Each line of the data must be reproduced as it appears.

== RECORDS TO USE ==

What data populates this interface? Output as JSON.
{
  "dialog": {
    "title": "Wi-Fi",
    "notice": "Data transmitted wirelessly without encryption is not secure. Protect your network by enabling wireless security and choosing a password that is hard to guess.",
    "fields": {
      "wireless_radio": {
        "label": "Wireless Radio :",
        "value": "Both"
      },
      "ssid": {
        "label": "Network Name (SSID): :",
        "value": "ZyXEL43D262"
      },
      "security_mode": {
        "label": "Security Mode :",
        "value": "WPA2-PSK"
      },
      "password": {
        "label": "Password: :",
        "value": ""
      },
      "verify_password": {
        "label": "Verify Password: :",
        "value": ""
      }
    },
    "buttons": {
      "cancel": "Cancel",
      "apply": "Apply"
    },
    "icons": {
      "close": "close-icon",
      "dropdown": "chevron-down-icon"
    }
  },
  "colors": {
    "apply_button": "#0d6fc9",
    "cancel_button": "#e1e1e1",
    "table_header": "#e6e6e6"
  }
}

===

→ TASK SOLUTION:
What data populates this interface? Output as JSON.
{
  "dialog": {
    "title": "Wi-Fi",
    "notice": "Data transmitted wirelessly without encryption is not secure. Protect your network by enabling wireless security and choosing a password that is hard to guess.",
    "fields": {
      "wireless_radio": {
        "label": "Wireless Radio :",
        "value": "Both"
      },
      "ssid": {
        "label": "Network Name (SSID): :",
        "value": "ZyXEL43D262"
      },
      "security_mode": {
        "label": "Security Mode :",
        "value": "WPA2-PSK"
      },
      "password": {
        "label": "Password: :",
        "value": ""
      },
      "verify_password": {
        "label": "Verify Password: :",
        "value": ""
      }
    },
    "buttons": {
      "cancel": "Cancel",
      "apply": "Apply"
    },
    "icons": {
      "close": "close-icon",
      "dropdown": "chevron-down-icon"
    }
  },
  "colors": {
    "apply_button": "#0d6fc9",
    "cancel_button": "#e1e1e1",
    "table_header": "#e6e6e6"
  }
}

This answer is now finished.